Journal: Saturday 15 January 2011
I woke this morning to another cloudy day. I’ve never seen so much consistently cloudy weather in Egypt in all my years of coming here. The days are fairly warm, perhaps like a spring day in the UK, but the nights are cold enough to need two duvets on my bed. But enough of weather – an obsession of the English we are told. My main gripe is that my photographs look dull and flat when cloud covers the sun.
We all went up to the monument area and bought tickets at the ticket office. It amazes me that the man in the ticket office remembers me from years ago, even though my visits to Egypt are much less frequent now than they used to be. Fiona, Malcolm and I bought tickets for some nobles tombs, but Sam was going straight to Medinet Habu, where we would meet up later. The three of us began our day at Dra’Abu el-Naga.
The tiny Dynasty XIX tomb of Roy (TT255) was restored and opened to visitors a decade or so ago and that was when I last visited the tomb. Luckily I took photographs then, as they are no longer allowed. The colours and naturalistic paintings are superb and depict Roy, a royal scribe, with his wife Nebtawy in a series of agricultural and funerary scenes. The ceiling of this tomb chapel is especially beautiful with an undulating geometric textile design in yellow, red and black.
The adjacent tomb of Shuroy (TT13) is only a few metres away. Shuroy was chief brazier-bearer of Amun during the Ramesside Period. I think this tomb must have had more restoration since I last saw it as I don’t remember the paintings here being so beautiful. Shuroy’s tomb chapel is slightly larger than Roy’s, being T-shaped, with the modern entrance cut into the rear chamber. This tomb also has beautiful ceilings and typically Ramesside scenes.
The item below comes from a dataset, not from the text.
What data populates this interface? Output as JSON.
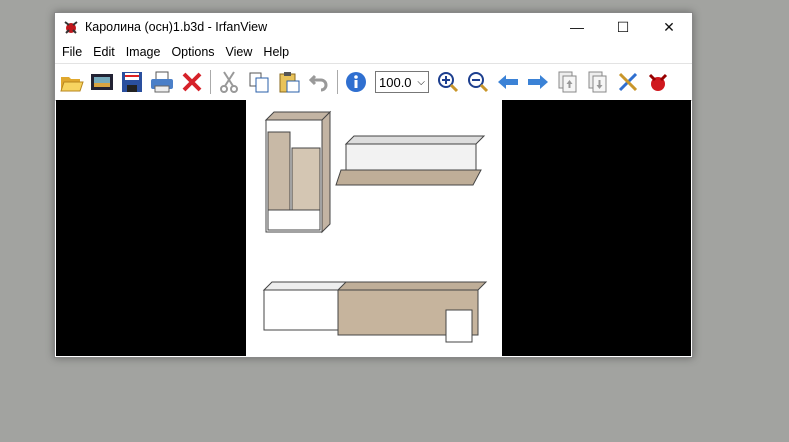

Tickets for the two tombs cost 15 LE.
Leaving the Dra’ Abu el-Naga tombs we decided to walk along the monument road. The sun had finally made an appearance. We stopped briefly to watch the activity at a big busy tomb excavation nearby, but there is so much happening in this area now that I wasn’t sure who was working here.
Many of the old alabaster shops have been pulled down or have now closed. It’s a sad sight, their cheery and colourfully painted exteriors have been a part of the monument road for so many years. A few of the larger ones still exist and one or two had tourist coaches parked outside, the stone-carvers busily chipping away, demonstrating their craft to the tourists, who probably don’t realise that many of the heavy statuettes and translucent vases for sale are factory-manufactured elsewhere. I photographed each building as we passed by – they too could be gone by the time I come again.
We walked past the entrance to Deir el-Bahri, the Temple of Hatshepsut, with its sign saying that photographs are not allowed, even from the end of the road, without buying a ticket! Walking along the sandy track past the huge Shoshenq tomb structure I was chased off by the gafir just for carrying a camera and not even trying to take a picture. We could feel his eyes on us all the way down the road. But I did take photographs of el-Qurn and the vast empty space that was once the village of Sheikh Abd el-Qurna.
Reaching the Ramesseum we decided on a break. I was feeling quite cold in my short sleeved t-shirt, and it was nice to sit in the sun in the sheltered cafeteria garden to warm up. After half an hour or so we carried on, looking at each of the destroyed temples in turn along the monument road. Not a lot has changed since last year, though I noted that more work has been done on the Tuthmose III temple by the Spanish team of excavators. Standing on the road we looked at the area of Tuthmose’s pylon on the eastern side of the road which has obviously had more uncovered and several rounded low mudbrick shapes have now emerged from the sand.
Eventually we reached the Temple of Rameses III at Medinet Habu and spent a couple of hours looking around. Few changes here either. I wondered how many hours and days I had spent in this temple – probably more than anywhere else in Egypt and every stone and relief is very familiar to me. Occasionally scaffolding has been moved to where cleaning is taking place and I can take a picture or two of a wall that has previously been obscured. Casual visitors to the small Temple of Hatshepsut are still not allowed to go inside due to ongoing work. We watched amazed as a group of young Americans spent their whole temple visit trying to capture each other in mid-leap positions on camera. Fiona decided she just had to emulate them!
By the time we left the temple we were all freezing as there was a cold wind and the sun had once more vanished. We all went into the Hapy Habu Cafe for a delicious hot lemon to warm us up before making our way back to Ramla and an evening of home-cooked dinner and packing up for our desert journey that begins tomorrow.